───── Supplied data ─────
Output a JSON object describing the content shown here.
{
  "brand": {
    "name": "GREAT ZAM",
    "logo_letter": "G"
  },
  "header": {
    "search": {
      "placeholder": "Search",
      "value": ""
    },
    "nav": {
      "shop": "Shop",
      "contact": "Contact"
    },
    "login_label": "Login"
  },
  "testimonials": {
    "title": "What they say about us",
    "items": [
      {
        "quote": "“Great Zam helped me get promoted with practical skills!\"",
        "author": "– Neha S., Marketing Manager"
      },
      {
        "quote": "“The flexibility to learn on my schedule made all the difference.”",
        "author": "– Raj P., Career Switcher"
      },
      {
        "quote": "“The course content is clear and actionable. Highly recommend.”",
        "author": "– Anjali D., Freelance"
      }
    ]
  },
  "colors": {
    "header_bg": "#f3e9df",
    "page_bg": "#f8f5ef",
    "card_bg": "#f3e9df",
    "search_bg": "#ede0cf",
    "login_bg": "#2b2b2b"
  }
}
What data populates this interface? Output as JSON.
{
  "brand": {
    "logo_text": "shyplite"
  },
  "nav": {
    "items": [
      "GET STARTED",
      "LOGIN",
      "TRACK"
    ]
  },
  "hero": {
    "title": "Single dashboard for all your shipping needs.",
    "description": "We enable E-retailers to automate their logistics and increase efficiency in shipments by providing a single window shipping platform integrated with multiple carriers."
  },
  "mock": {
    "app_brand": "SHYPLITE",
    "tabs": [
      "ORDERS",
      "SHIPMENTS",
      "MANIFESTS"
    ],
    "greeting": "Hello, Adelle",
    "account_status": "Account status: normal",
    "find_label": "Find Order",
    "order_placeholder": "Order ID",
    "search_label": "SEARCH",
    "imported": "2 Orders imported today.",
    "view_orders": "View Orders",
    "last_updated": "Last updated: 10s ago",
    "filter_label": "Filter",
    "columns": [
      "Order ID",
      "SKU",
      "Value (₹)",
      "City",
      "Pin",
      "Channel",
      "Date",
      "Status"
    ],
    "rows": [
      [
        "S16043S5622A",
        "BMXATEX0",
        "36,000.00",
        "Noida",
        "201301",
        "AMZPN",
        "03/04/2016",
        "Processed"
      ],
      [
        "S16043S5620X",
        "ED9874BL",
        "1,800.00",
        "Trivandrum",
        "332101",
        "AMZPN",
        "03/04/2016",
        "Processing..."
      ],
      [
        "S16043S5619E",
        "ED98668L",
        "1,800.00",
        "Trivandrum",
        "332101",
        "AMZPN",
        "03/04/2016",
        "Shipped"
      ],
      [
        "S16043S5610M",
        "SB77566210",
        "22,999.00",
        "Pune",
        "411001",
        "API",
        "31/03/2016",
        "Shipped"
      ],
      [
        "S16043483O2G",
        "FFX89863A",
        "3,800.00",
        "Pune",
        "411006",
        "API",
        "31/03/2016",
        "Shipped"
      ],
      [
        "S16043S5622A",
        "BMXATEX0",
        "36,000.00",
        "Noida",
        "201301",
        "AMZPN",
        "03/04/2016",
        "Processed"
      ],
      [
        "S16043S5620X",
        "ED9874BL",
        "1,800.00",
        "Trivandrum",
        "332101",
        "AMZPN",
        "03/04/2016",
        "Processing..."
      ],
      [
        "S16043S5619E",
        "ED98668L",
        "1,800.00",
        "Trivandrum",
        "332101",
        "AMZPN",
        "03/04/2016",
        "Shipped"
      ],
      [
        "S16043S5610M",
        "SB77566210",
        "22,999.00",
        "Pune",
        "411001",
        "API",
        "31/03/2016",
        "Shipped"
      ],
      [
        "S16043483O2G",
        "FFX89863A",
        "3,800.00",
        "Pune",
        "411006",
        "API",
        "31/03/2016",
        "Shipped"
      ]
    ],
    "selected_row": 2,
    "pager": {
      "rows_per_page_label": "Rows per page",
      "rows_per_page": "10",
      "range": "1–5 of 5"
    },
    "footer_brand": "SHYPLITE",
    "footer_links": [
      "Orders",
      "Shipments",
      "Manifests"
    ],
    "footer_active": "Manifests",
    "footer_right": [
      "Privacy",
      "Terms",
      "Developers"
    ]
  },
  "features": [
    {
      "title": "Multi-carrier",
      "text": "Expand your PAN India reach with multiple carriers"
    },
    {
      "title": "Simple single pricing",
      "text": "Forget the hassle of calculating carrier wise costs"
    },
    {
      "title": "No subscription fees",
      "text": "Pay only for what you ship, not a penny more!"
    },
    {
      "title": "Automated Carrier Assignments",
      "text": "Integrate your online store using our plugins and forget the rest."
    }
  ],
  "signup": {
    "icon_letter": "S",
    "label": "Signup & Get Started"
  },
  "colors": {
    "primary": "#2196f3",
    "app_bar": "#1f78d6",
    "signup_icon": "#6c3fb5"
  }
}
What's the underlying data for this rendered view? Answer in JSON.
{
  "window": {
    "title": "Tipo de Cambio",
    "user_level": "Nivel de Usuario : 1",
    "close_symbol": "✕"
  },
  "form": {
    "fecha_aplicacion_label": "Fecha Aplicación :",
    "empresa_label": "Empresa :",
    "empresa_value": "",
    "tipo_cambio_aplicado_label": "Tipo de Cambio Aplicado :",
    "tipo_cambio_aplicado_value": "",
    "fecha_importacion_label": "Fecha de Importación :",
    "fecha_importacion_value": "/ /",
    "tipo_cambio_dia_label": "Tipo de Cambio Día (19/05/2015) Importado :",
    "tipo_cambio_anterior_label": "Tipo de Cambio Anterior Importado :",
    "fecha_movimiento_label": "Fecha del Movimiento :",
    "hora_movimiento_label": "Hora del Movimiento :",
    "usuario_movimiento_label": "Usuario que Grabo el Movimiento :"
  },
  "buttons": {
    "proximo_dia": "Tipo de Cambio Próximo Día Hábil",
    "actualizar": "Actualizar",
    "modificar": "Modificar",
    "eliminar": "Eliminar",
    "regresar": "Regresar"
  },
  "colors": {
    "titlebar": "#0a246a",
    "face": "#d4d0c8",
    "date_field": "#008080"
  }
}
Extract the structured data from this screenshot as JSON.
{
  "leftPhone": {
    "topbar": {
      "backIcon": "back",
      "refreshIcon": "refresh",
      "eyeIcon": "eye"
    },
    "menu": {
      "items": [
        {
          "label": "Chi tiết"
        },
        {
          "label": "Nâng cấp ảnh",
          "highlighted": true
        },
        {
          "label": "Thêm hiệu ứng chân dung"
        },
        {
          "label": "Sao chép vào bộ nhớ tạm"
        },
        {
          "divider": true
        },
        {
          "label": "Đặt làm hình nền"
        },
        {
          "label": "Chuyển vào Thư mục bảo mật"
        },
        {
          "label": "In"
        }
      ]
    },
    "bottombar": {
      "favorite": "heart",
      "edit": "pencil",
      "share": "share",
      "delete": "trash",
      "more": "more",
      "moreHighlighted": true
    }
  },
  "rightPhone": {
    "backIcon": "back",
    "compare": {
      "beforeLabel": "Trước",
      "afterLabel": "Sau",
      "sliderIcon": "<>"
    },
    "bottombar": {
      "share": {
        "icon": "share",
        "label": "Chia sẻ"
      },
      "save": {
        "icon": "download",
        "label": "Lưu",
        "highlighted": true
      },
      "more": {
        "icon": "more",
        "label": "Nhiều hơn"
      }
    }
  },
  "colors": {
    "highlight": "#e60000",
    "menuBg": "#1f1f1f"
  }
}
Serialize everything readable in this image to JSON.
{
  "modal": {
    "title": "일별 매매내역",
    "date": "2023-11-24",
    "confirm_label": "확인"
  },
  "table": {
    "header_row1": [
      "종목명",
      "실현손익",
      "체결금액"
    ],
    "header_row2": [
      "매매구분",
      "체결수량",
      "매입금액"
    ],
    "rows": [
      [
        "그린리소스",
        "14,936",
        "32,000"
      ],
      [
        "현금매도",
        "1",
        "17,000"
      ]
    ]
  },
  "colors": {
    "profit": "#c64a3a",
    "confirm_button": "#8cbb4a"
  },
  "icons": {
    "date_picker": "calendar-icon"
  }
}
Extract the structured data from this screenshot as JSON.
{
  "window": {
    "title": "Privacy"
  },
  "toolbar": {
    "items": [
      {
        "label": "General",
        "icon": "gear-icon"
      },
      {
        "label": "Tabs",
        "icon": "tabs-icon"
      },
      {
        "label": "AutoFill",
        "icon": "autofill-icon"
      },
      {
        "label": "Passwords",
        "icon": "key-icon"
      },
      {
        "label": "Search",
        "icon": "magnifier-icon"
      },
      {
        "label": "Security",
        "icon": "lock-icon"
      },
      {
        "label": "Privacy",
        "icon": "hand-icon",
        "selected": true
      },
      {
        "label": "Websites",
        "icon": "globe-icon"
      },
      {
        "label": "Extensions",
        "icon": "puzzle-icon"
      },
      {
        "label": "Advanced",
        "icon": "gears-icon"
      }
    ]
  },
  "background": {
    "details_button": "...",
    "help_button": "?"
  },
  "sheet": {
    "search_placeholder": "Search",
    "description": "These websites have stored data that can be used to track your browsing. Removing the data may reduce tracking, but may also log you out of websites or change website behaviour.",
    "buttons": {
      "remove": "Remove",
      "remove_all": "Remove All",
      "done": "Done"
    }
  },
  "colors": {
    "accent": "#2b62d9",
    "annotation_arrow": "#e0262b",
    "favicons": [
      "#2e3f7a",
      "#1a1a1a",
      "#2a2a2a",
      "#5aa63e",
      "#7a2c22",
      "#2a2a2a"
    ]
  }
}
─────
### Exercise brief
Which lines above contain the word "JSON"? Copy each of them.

### Exercise output
Output a JSON object describing the content shown here.
What data populates this interface? Output as JSON.
What's the underlying data for this rendered view? Answer in JSON.
Extract the structured data from this screenshot as JSON.
Serialize everything readable in this image to JSON.
Extract the structured data from this screenshot as JSON.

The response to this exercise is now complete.